What you have to do:
Scan the listing below for the word "icon" and copy every line that has it.

Data excerpts:
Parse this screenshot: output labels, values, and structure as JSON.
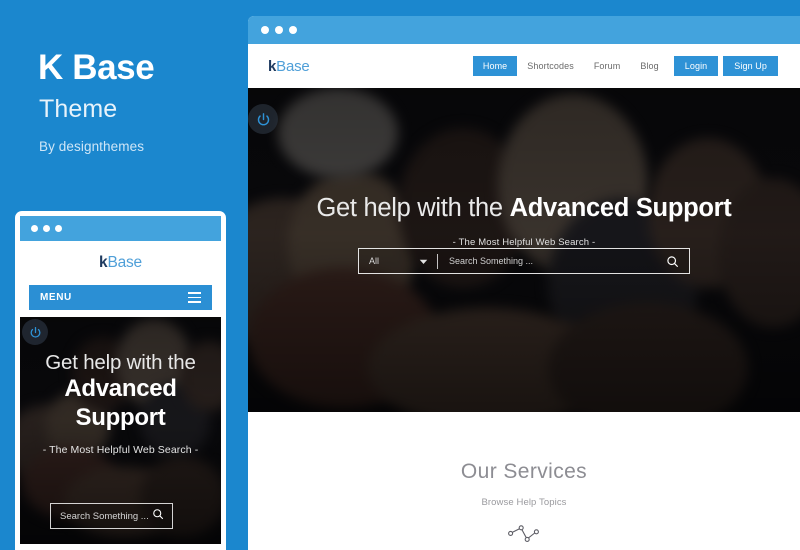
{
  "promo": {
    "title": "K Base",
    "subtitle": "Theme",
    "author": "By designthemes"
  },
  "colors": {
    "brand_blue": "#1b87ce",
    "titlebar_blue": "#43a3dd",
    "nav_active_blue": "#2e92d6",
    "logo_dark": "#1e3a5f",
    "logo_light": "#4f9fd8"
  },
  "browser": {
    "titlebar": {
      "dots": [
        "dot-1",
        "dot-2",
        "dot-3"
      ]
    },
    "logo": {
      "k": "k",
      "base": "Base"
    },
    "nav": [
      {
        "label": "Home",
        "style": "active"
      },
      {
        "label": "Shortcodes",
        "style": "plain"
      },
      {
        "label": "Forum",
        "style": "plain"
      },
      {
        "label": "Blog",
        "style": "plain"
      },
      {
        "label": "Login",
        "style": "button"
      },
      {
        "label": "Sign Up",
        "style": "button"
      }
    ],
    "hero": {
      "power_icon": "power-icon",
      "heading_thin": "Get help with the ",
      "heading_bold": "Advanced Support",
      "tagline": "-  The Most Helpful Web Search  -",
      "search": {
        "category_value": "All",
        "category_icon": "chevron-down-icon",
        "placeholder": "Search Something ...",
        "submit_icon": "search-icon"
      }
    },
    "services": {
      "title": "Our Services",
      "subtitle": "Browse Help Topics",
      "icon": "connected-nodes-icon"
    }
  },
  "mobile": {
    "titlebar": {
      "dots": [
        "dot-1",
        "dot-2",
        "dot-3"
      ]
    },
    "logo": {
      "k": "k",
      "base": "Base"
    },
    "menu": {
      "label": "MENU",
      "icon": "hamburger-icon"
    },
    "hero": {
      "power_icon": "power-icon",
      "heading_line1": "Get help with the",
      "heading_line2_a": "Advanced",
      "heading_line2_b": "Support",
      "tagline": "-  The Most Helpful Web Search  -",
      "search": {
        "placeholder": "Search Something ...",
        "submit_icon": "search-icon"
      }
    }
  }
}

Response:
      "power_icon": "power-icon",
        "category_icon": "chevron-down-icon",
        "submit_icon": "search-icon"
      "icon": "connected-nodes-icon"
      "icon": "hamburger-icon"
      "power_icon": "power-icon",
        "submit_icon": "search-icon"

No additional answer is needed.